The first large group of Norwegians arrived in Olds in 1902. A majority came from Minnesota (places like Newfolden, Thief River Falls, and the counties of Marshall and Holt). Later many immigrants came directly from Norway, with a concentration of people from Bergen, Oslo and Bardu. The Norwegians at Olds soon earned respect, not least because of their versatile skills as farmers and craftsmen. They made their own buildings and furniture from logs or other material at hand, and the women processed wool from their own sheep all the way from shearing to coloring yarn and finishing garments.
For more than five decades the Eagle Hill district outside Olds was identified with Norwegians. Around 1905 there was only one person who was not Norwegian in that district, and he joked that he had to learn the Norwegian language in self-defence.

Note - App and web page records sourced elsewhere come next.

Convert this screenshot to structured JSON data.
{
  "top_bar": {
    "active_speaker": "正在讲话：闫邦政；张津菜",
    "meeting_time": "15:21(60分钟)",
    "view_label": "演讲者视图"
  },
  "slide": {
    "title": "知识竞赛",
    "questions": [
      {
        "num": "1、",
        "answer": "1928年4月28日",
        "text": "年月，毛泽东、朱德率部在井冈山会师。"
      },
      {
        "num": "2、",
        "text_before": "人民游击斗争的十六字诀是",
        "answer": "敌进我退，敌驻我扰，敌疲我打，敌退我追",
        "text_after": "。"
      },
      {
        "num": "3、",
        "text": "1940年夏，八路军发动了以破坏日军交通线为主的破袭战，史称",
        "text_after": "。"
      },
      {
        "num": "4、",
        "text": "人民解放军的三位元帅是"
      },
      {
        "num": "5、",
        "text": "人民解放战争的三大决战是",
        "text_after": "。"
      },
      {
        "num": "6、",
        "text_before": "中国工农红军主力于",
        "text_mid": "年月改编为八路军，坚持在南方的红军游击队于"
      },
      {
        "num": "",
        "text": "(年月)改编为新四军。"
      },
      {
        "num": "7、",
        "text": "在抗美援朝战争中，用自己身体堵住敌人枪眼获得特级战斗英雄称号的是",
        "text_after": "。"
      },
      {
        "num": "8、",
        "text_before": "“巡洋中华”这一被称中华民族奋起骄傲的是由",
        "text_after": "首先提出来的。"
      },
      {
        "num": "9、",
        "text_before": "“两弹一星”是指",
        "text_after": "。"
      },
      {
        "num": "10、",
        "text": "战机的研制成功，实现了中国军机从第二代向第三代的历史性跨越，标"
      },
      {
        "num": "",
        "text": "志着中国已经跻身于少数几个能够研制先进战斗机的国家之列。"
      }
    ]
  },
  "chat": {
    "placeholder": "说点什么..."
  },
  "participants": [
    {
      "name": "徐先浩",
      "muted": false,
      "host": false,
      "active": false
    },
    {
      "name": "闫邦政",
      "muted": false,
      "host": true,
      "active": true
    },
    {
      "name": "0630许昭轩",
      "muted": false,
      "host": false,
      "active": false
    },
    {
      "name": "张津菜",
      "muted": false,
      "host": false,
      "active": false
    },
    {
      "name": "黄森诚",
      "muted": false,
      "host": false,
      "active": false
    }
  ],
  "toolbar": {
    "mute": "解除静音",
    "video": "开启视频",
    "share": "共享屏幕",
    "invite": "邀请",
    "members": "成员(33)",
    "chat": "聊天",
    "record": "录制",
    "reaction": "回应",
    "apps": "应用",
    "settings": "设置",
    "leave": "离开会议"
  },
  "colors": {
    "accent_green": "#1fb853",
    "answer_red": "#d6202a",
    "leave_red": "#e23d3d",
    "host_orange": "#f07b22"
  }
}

Danes and Norwegians
Compared with religious group settlements around Olds, Danes and Norwegians did not stand out to the same degree. Nevertheless, Norwegians continued to use their Norwegian language and taught their children Norwegian, even though they lived in a foreign country. Because of their will to keep up their mother tongue they had a strong tendency to settle close to each other.
Among the first Norwegians to arrive at Olds was Louis Skadsem from Klepp, Jæren, Rogaland County. He came directly from Norway, but he had friends and relatives in Minnesota. He wrote them that the Eagle Hill country around Olds was very similar to the districts they knew from Norway – trees for shelter and fuel, natural springs for fresh water, and abundant wild game. Many among the first Norwegian immigrants who arrived at Olds, lived with the Skadsem family until they could move into their own log houses.

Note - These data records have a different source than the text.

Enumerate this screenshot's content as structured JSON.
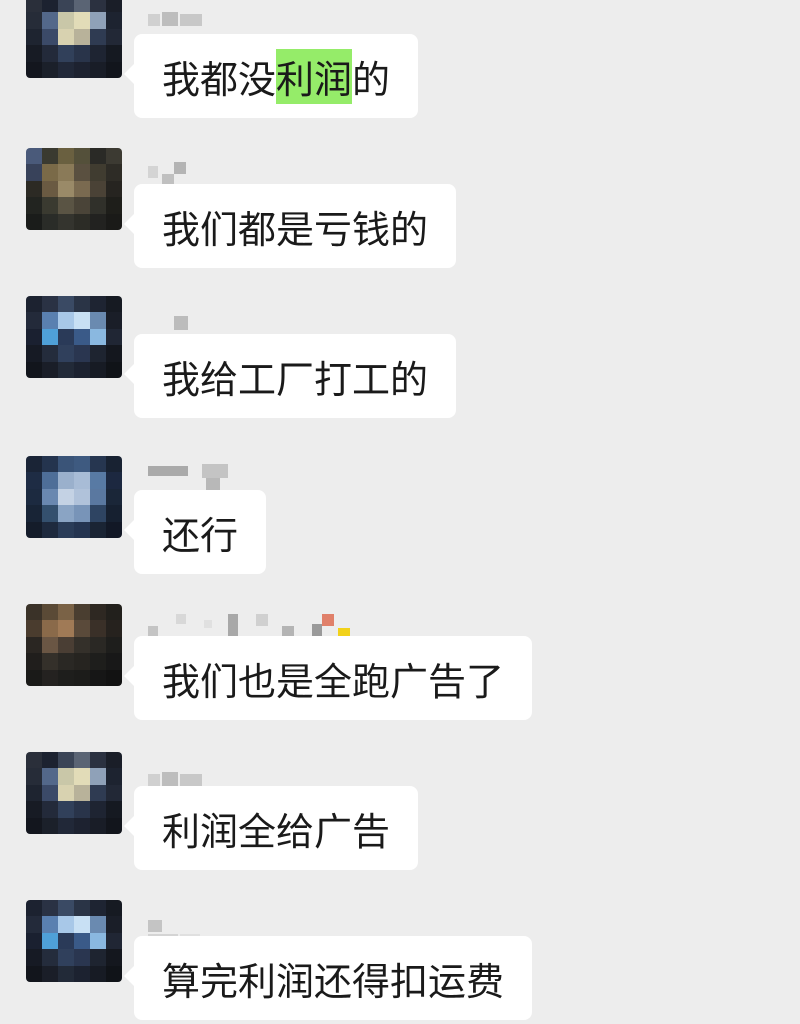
{
  "colors": {
    "background": "#ededed",
    "bubble": "#ffffff",
    "highlight": "#95ec69",
    "text": "#1a1a1a"
  },
  "messages": [
    {
      "text_before": "我都没",
      "highlight": "利润",
      "text_after": "的"
    },
    {
      "text": "我们都是亏钱的"
    },
    {
      "text": "我给工厂打工的"
    },
    {
      "text": "还行"
    },
    {
      "text": "我们也是全跑广告了"
    },
    {
      "text": "利润全给广告"
    },
    {
      "text": "算完利润还得扣运费"
    }
  ]
}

Hans Stroemsmo and his wife, who emigrated from Norway to Minnesota in 1883, followed five other families of Norwegian friends from Minnesota to Olds in 1902. This family and their five children stayed on the Skadsem farm the first weeks after arrival. After 1905 a large group of settlers came directly from Norway and settled in the Bergen district, named after the second largest city in Norway.
Some Danes arrived early around Olds

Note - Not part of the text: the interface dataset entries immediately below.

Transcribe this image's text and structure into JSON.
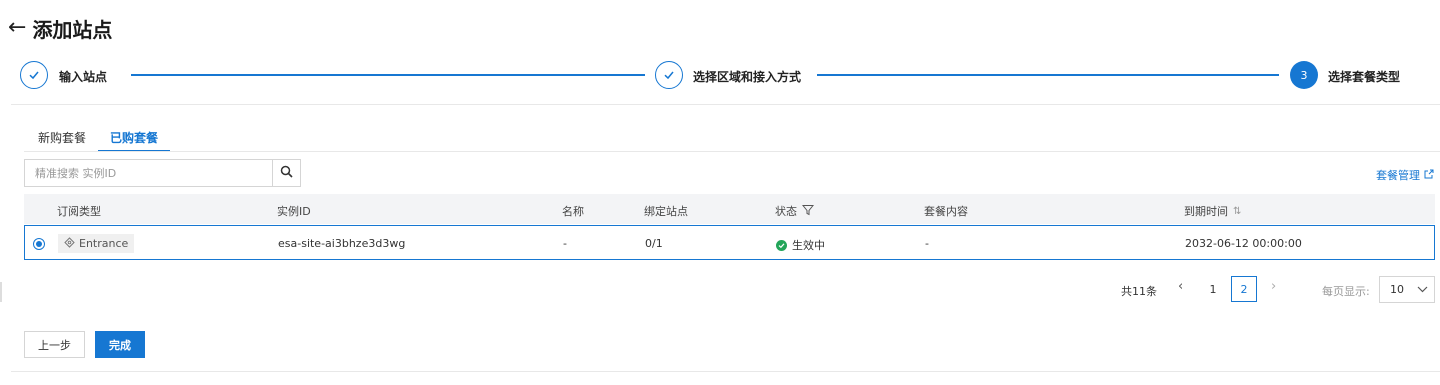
{
  "header": {
    "title": "添加站点"
  },
  "steps": [
    {
      "label": "输入站点",
      "state": "done"
    },
    {
      "label": "选择区域和接入方式",
      "state": "done"
    },
    {
      "label": "选择套餐类型",
      "number": "3",
      "state": "active"
    }
  ],
  "tabs": [
    {
      "label": "新购套餐",
      "active": false
    },
    {
      "label": "已购套餐",
      "active": true
    }
  ],
  "search": {
    "placeholder": "精准搜索 实例ID",
    "value": ""
  },
  "manage_link": "套餐管理",
  "table": {
    "columns": [
      "订阅类型",
      "实例ID",
      "名称",
      "绑定站点",
      "状态",
      "套餐内容",
      "到期时间"
    ],
    "rows": [
      {
        "selected": true,
        "type": "Entrance",
        "instance_id": "esa-site-ai3bhze3d3wg",
        "name": "-",
        "bound_sites": "0/1",
        "status": "生效中",
        "content": "-",
        "expire": "2032-06-12 00:00:00"
      }
    ]
  },
  "pagination": {
    "total": "共11条",
    "pages": [
      "1",
      "2"
    ],
    "current": "2",
    "page_size_label": "每页显示:",
    "page_size": "10"
  },
  "buttons": {
    "prev": "上一步",
    "finish": "完成"
  },
  "colors": {
    "accent": "#1677d2",
    "success": "#23a559"
  }
}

They settled on productive land north and west in the Samis district. Their land was broken much easier and cheaper than was possible for homesteaders on the more wooded land further west. Most of the early Danish settlers were bachelors. When Jacob Christiansen went back to Denmark in 1906, he persuaded Esper Espersen, Chris Hansson, and Abelgard Jensen, to join him on his return in 1907.
Later Esper Espersen went back several times to Denmark to recruit immigrants. He had a deal with the Dominion government that he would get a free passage to Denmark and back each time he recruited five people to go back with him as settlers on the prairies.
Image credits: Olds street view by courtesy of (C) Mountain View Museum & Archives https://www.oldsmuseum.ca/
 Arthur S. Morton, ”History of Prairie Settlement” in W.A. Mackintosh and W. L. G. Joerg (eds.), Canadian Frontiers of Settlement, New York 1938, p. 96.
 Morton, op. cit., p. 98.
 Siding 16. Wetaskiwin to 1930, published by the Wetaskiwin Alberta – R. C. M. P. Centennial Committee, Wetaskiwin 1975.
 William C. Wonders, ”Mot Kanadas Nordväst: Pioneer Settlement by Scandinavians in Central Alberta”, Geografiska Annaler. Series B, Human Geography, vol 65 (1983), pp. 129-152,136.
 William C. Wonders, ”Mot Kanadas Nordväs”, pp. 136-137.
 William C. Wonders, ”Mot Kanadas Nordväst», p. 137.
 Viveka K. Janssen, «Swedish Settlement in Alberta, 1890-1930», Swedish American Historical Quarterly, pp. 115-116.
 A History of Olds and Area, Olds, Alberta 1980, p. 16.
 Bodil J. Jensen, Alberta’s County of Mountain View. A History, published by Mountain View County, Didsbury, Alberta 1983, pp. 13-14.
 Bodil J. Jensen, Alberta’s County of Mountain View. A History, p. 14.
 A History of Olds and Area, Olds, Alberta 1980, pp. 421, 495.
 A History of Olds and Area, p. 16.
 A History of Olds and Area, p. 420.